Rubble as psychotopography
In contrast to this were the ways in which Germany’s ruins also served as a reminder of its recent history, and compelled the populace to face up to it, to a certain extent. The idea that cities, and by extension their ruins, could act as sites of memory was not new in 1945. From the fetishization of ruins by the late eighteenth-century Romantics, to the work of modern architectural historians such as Robert Harbison and John Jackson, ruins have been lauded and studied as ‘the central organizing metaphor of the terrains of national memory’. The Nazis also enjoyed a ‘romance with ruins’, as expressed in Albert Speer’s theories of ruin value and their celebrations of destroyed cities in the final stages of the war.

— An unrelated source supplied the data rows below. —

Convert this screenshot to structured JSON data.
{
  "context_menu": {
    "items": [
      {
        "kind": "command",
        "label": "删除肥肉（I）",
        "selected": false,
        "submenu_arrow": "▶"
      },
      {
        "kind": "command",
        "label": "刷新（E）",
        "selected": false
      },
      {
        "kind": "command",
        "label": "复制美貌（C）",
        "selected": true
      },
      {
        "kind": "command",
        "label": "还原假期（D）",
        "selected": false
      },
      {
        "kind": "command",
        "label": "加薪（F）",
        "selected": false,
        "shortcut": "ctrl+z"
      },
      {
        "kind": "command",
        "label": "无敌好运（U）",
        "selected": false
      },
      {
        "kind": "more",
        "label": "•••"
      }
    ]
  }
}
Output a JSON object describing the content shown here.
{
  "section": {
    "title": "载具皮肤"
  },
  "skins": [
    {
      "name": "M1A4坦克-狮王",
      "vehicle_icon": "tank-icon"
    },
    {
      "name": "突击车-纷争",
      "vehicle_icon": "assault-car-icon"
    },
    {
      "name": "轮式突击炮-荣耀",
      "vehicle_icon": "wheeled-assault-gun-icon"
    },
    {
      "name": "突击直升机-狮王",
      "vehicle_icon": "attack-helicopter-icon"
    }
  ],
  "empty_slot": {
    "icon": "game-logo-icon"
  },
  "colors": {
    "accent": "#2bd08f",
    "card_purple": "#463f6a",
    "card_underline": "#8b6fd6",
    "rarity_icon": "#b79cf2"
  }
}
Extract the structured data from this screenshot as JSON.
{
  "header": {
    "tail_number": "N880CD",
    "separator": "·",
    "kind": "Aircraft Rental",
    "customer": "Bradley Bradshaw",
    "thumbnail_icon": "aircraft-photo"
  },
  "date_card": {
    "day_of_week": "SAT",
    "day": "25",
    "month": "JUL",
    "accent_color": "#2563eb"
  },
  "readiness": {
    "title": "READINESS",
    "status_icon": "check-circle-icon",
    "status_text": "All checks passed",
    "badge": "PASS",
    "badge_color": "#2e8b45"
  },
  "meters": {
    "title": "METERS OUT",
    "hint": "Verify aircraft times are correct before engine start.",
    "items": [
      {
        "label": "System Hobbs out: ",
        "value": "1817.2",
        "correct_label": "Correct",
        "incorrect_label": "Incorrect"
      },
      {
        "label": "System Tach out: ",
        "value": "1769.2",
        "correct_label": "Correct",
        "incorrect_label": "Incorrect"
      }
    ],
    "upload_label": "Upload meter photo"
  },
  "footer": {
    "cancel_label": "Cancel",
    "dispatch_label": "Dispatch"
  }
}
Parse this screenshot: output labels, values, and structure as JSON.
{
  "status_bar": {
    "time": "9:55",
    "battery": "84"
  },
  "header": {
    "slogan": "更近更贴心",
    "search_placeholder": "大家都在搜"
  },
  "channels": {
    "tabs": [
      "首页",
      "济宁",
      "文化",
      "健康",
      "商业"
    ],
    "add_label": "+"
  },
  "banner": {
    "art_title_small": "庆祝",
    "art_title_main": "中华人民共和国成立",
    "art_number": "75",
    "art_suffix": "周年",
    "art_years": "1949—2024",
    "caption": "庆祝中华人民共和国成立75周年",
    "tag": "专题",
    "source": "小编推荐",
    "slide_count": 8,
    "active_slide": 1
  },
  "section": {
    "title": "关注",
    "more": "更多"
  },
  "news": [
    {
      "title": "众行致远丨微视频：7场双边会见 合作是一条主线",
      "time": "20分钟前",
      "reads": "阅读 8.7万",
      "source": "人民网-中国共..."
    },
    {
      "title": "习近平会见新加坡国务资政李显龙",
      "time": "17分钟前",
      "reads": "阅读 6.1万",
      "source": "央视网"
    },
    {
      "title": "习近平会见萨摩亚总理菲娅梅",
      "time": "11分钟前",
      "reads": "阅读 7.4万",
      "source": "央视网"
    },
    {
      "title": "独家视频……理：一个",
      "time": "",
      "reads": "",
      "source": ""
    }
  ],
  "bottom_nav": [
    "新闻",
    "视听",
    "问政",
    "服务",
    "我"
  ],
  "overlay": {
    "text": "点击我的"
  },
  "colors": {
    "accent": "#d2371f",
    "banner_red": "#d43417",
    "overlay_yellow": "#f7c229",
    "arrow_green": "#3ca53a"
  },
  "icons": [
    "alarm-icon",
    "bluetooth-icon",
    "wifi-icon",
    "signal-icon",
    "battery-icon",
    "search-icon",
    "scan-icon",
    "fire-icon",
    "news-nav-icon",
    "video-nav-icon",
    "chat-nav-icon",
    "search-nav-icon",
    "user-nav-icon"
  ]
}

The distinctive contribution of 1945 to this line of thought was the conception of ruins as psychotopography, a reflection of the shattered state of both the individual and the collective German psyche as a result of wartime devastation. Architect Martin Wager, for instance, likened the German people’s psychological war wounds to ‘“spiritual rubble”’ whose removal was vital before genuine reconstruction would be feasible. Deconstructing this spiritual rubble was also the main concern of the Trümmerfilm genre, whose films were united by a ‘political mission’ to address the ‘mental and spiritual residue’ with which the Nazi past had burdened the populace. Several Trümmerfilme, including Wolfgang Staudte’s The Murderers are Among Us, Gerhard Lamprecht’s Somewhere in Berlin (both 1946) and Günter Naumann’s The Ballad of Berlin (1948), used an expressionistic style to establish a connection between the ruined cityscapes they featured and the tormented mindsets of their characters. These conversations remained marginal and underdeveloped, however, suggesting that, for the majority of Germans, they were simply premature.
The overall picture that emerges from these various strands of rubble discourse is of a populace obliged, yet reluctant, to make a minimal reckoning with its recent past. In general, however, the issue of ordinary Germans’ complicity in the atrocities of the Nazi era was tackled only marginally, with a range of distancing strategies employed to soften this confrontation to a more comfortable level. This sense of uncertain compromise reflected the extent to which the populace was overwhelmed by the enormity of what the rubble in their cities represented, and especially of what, if its causes were addressed directly, it would force the Germans to acknowledge about themselves.